Aging parents are the new ‘children’

As a nation, we are aging rapidly. According to the U.S. Census Bureau, America's 65-and-over population is projected to nearly double to 88 million by 2050.

This means that in families across the country, kids and parents are going to be switching roles. As parents age, they are becoming their own kids’ children in many respects, requiring time and care as well as sometimes creating a financial burden.

One issue is that aging parents can lose their mental faculties. The Alzheimer’s Association says that every 65 seconds, someone in the U.S. develops Alzheimer’s disease (now the sixth-leading cause of death). This can create additional long-term care needs for parents, meaning an emotional and financial burden on adult children.

Even parents who age without severe mental incapacitation may not be able to remember things sharply, or their physical limitations may create difficulties in living independently. So, you must know your parents’ long-term plans and how they will affect you.What can you do to make sure that you are prepared as your parents age? Below are some places to assist you today and as your parents go through the aging cycle.

1. Have a family discussion. Talking to your parents now may be uncomfortable but will save you significant stress, time and even money down the road. Debra Feldman, an Aging Life Care Professional at Debra D. Feldman & Associates Ltd., has this advice: “In order for your parents to preserve their autonomy, they must express their wishes. It is never too early to begin talking with your parents about their priorities in later life. We know parents don’t want to be a burden on their families; to prevent this from happening, families need to talk.”

As for what needs to be discussed, Feldman says, “[Parents] need to talk about their healthcare wishes, discuss the ‘what ifs’ and finances to learn what options they may have for care.”

Sheri E. Warsh, an estate planning attorney and partner at Levenfeld Perlstein LLC, agrees. “It is important that adult children understand details of their parents’ financial situations before they are unable to communicate due to incapacity or death,” says Warsh. “Children can break the ice by using their own estate planning experience as a basis for asking important questions.” 

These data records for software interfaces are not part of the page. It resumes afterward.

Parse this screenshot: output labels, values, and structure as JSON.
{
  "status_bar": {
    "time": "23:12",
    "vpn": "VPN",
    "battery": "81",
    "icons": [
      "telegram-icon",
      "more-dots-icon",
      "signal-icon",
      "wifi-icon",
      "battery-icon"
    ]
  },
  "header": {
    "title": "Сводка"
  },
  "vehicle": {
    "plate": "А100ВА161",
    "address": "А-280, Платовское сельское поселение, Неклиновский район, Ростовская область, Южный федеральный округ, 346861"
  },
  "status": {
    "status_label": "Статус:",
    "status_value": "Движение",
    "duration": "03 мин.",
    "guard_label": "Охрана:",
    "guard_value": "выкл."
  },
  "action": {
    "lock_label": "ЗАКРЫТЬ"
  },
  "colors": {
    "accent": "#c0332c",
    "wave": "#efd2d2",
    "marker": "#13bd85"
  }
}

Also, the Death Over Dinner website, which helps you to plan and guide discussions on these topics, andthe Funeral and Memorial Information Council’s Have the Talk of a Lifetime website, are resources to make the conversation with parents easier.

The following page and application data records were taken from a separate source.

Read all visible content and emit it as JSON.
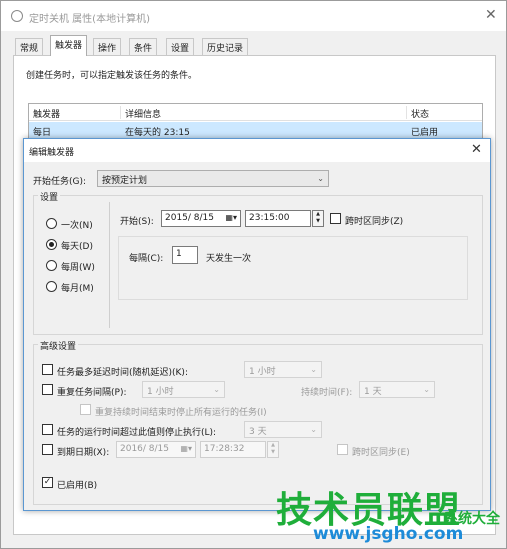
{
  "background_window": {
    "title": "定时关机 属性(本地计算机)",
    "tabs": [
      "常规",
      "触发器",
      "操作",
      "条件",
      "设置",
      "历史记录"
    ],
    "active_tab": "触发器",
    "description": "创建任务时，可以指定触发该任务的条件。",
    "list": {
      "columns": [
        "触发器",
        "详细信息",
        "状态"
      ],
      "rows": [
        [
          "每日",
          "在每天的 23:15",
          "已启用"
        ]
      ]
    }
  },
  "dialog": {
    "title": "编辑触发器",
    "begin_task_label": "开始任务(G):",
    "begin_task_value": "按预定计划",
    "settings_group_label": "设置",
    "schedule_options": [
      "一次(N)",
      "每天(D)",
      "每周(W)",
      "每月(M)"
    ],
    "selected_schedule": "每天(D)",
    "start_label": "开始(S):",
    "start_date": "2015/ 8/15",
    "start_time": "23:15:00",
    "sync_timezone_label": "跨时区同步(Z)",
    "every_label": "每隔(C):",
    "every_value": "1",
    "every_unit": "天发生一次",
    "advanced_group_label": "高级设置",
    "delay_label": "任务最多延迟时间(随机延迟)(K):",
    "delay_value": "1 小时",
    "repeat_label": "重复任务间隔(P):",
    "repeat_value": "1 小时",
    "duration_label": "持续时间(F):",
    "duration_value": "1 天",
    "stop_repeat_label": "重复持续时间结束时停止所有运行的任务(I)",
    "stop_longer_label": "任务的运行时间超过此值则停止执行(L):",
    "stop_longer_value": "3 天",
    "expire_label": "到期日期(X):",
    "expire_date": "2016/ 8/15",
    "expire_time": "17:28:32",
    "expire_sync_label": "跨时区同步(E)",
    "enabled_label": "已启用(B)"
  },
  "watermark": {
    "main": "技术员联盟",
    "url": "www.jsgho.com",
    "side": "系统大全"
  },
  "colors": {
    "watermark_main": "#1fae3a",
    "watermark_url": "#1d8bd8",
    "selected_row": "#cce8ff",
    "dialog_border": "#5b97d1"
  }
}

2. Put family affairs in order. My team and I created the Future File system as a roadmap to help with gathering information, from medical history to powers of attorney to information on bills and subscriptions. As we worked on the system, we realized you need to organize information with your parents as early as possible. Organization of wishes and information related to aging and death now ensures that if your loved one has trouble remembering things or loses part of his or her memory at any point, you will be able to access everything you need.

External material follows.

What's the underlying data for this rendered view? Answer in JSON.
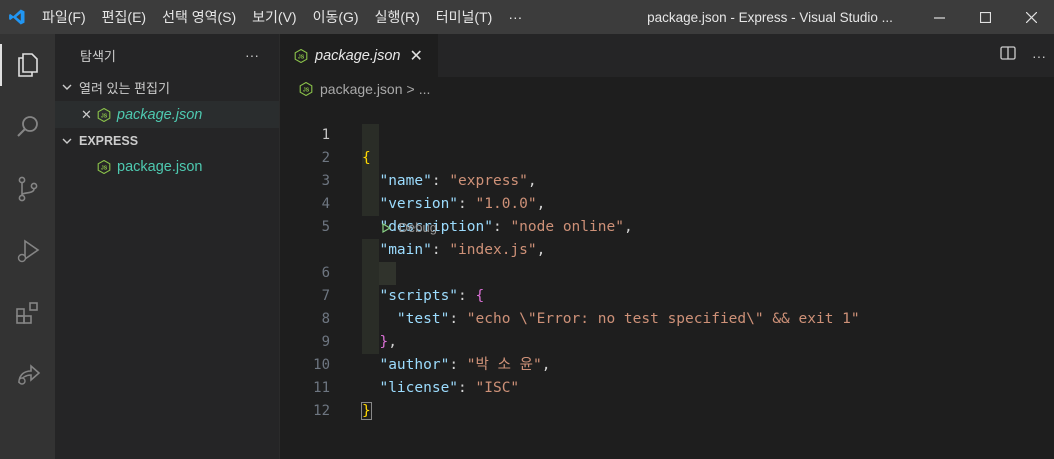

While I suggest that you organize comprehensive information, from a legal standpoint, Warsh has this to say: “At a minimum, children need to make sure that their parents have a will, a trust or both; durable power of attorney for property; and durable power of attorney for healthcare.”

3. Figure out parents’ long-term financial needs. The financial implications of aging and passing are staggering. It is extremely expensive to provide care for aging parents. Mike Padawer, president of INERTIA Advisor Services Group, advises that you and your parents speak to a financial adviser about later-in-life healthcare costs. Padawer says: “How much of your parent’s hard-earned savings is currently allocated to pay for healthcare in retirement not covered by Medicare? Without some planning, all of it will be until you qualify for Medicaid. Simply reallocating a portion of those dollars in a parent’s asset allocation can provide significant protection for expenses associated with aging and help maintain independence.”

Scott W. Johnson, owner of Whole Life Vs. Term Life, adds: “Sad as it is to say, it’s a lot more expensive to live than die, so many retirees don’t need just life insurance. What they really need is long-term care insurance.  As the average lifespan has gone up, so has the amount of time retirees are spending in assisted-living centers. Advise your parents to consider long-term-care insurance before their health starts to deteriorate, when they are in their 50s or 60s.  If you wait too long, it might not be possible to secure a policy.”

4. Stay involved. As parents age, watch for signs of anything that might be off. You don’t want a parent driving that shouldn’t be on the road, and you might even need to check their bills to make sure they are being paid in a timely manner. If you aren’t near your parents physically, or perhaps need additional assistance, consider getting someone to help you with the care management of your parents. Aging-care professionals can physically attend doctors’ visits, act as liaisons with care facilities and provide you with regular updates.

While the challenges of an aging parent may not have been your vision for your middle-age years, some good planning today can help make it easier for you and your family to deal with the future.

Carol Roth is creator of the Future File legacy planning system, a “recovering” investment banker and a  New York Times bestselling author.